We got close to the hostel we were looking for but when we pulled over to consult the Lonely Planet guidebook we got our first dose of Colombian courtesy. A young woman named Lorena Lemus approached us with her boyfriend and asked us in English if we needed help finding our way. When we showed her the map in the guidebook, she nodded and said that we should follow them. They took us right to the correct neighborhood and turned us over to another young lady, who showed us right to our hostel door. We'd barely been here for an hour and already people were coming out of the woodwork to help us on our way. This became the trend.
We checked into our hostel and got the bikes parked in a secure parking lot and set out to see what the city had to offer. In moments we were sitting in a chill little drinking establishment filled with students and young Bogatanians.
We spent the next few days taking in the sights of Bogotá. We visited the Botero museum and got some insight on why some Colombian women feel the necessity to get butt implants.
The museum was actually really beautiful and even had some Picasso works as well. It was nice to spend some time getting cultured.
Coffee, as one might imagine is a nice part of the culture in Bogotá as well. We found a couple little places that were nice to chill out and have a cup of joe while taking in the surroundings.
Cafe Pasaje was a really busy place with the locals. The coffee was good and the atmosphere was excellent. There was a nice mix of people both young and old. But one wall in the place was dedicated to images of the twin towers of the World Trade Center. Images of 9-11 and the terror of that day really caught me off guard and made me feel uneasy.
I guess it just really disturbed me seeing those photos while I was trying to drink my coffee and enjoy the atmosphere. But once we were outside again, I let the sights of Bogotá's architecture calm me.
It was a pretty night, which we took full advantage of by partying all night long. On the walk home in the morning, we were stopped by a tv crew and interviewed about our visit to the city. They asked how we liked Bogotá, if we felt safe in the city and if we thought we'd visit again...

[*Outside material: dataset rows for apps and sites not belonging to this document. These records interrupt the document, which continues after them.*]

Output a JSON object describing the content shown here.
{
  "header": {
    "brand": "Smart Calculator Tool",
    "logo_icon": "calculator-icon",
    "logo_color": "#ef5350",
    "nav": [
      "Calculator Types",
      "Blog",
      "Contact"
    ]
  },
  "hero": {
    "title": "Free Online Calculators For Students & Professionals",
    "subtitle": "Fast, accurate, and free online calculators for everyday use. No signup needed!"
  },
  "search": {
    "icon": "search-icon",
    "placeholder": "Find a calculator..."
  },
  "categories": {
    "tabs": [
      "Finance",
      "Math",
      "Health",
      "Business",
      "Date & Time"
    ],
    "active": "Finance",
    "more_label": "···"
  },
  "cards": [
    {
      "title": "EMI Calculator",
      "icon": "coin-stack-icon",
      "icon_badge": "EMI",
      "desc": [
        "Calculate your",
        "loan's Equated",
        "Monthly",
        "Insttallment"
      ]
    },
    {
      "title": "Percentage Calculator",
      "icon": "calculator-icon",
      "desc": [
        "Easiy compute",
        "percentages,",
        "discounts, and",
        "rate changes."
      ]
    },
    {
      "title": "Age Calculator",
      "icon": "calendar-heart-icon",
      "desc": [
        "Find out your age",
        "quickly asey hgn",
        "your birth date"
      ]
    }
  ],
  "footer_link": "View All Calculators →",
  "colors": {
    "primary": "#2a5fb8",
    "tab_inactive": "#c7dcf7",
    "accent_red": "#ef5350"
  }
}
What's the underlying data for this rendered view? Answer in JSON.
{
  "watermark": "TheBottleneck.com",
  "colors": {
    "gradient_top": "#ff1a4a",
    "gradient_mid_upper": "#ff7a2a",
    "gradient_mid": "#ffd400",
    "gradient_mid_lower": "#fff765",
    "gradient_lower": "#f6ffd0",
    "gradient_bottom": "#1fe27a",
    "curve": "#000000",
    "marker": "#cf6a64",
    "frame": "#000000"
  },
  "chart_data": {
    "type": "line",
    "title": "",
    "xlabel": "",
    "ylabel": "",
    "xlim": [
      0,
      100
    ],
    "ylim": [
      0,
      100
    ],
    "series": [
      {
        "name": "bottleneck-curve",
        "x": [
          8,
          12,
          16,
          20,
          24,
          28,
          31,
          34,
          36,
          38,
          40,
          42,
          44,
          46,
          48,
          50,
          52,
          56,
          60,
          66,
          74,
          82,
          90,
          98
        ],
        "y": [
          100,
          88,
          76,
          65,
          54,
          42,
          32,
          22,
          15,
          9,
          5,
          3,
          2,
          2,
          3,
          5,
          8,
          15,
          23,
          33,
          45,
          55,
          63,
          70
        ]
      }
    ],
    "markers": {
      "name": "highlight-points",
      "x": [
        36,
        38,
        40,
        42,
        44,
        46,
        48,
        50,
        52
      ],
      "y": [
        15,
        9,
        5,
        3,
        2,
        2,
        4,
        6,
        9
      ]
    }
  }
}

I was chatting with Tim Henkels on Skype clear across the world in Turkey and he insisted that I visit the BBC or Bogotá Beer Company. I hadn't had a real beer since I left Colorado so I was more than keen for a visit. Sam and I hopped on the bikes and made the cruise from La Candelaria up to the Zona Rosa and found this little heavenly haven of beer. We sat for a couple hours savoring the quality brews.
Towards the end of our stay in the city, we made an afternoon out of a visit to Monserratte. This beautiful church high on the cliffside overlooks the whole city and has both a gondola and a cable car funicular transporting people to the top. The views were incredible and the setting was idyllic. We went on Sunday when the fares were slashed more than half.
The military presence was strong. There were military police everywhere we turned, but this gave the place a very secure feel. I found them to be super friendly and helpful on every occasion. I asked to have my picture taken with military in just about every country on this journey and here in Bogotá was the first place that they agreed. Colombia has enjoyed a huge decrease in violence since the heavy handed Uribe administration came into power eight years ago. I'm sure the constant police presence in the streets is responsible for this.
Bogotá was a great warm up for Colombia. I couldn't wait to get out and visit more of the country.
(several photos in this post appear courtesy of Sam Miller)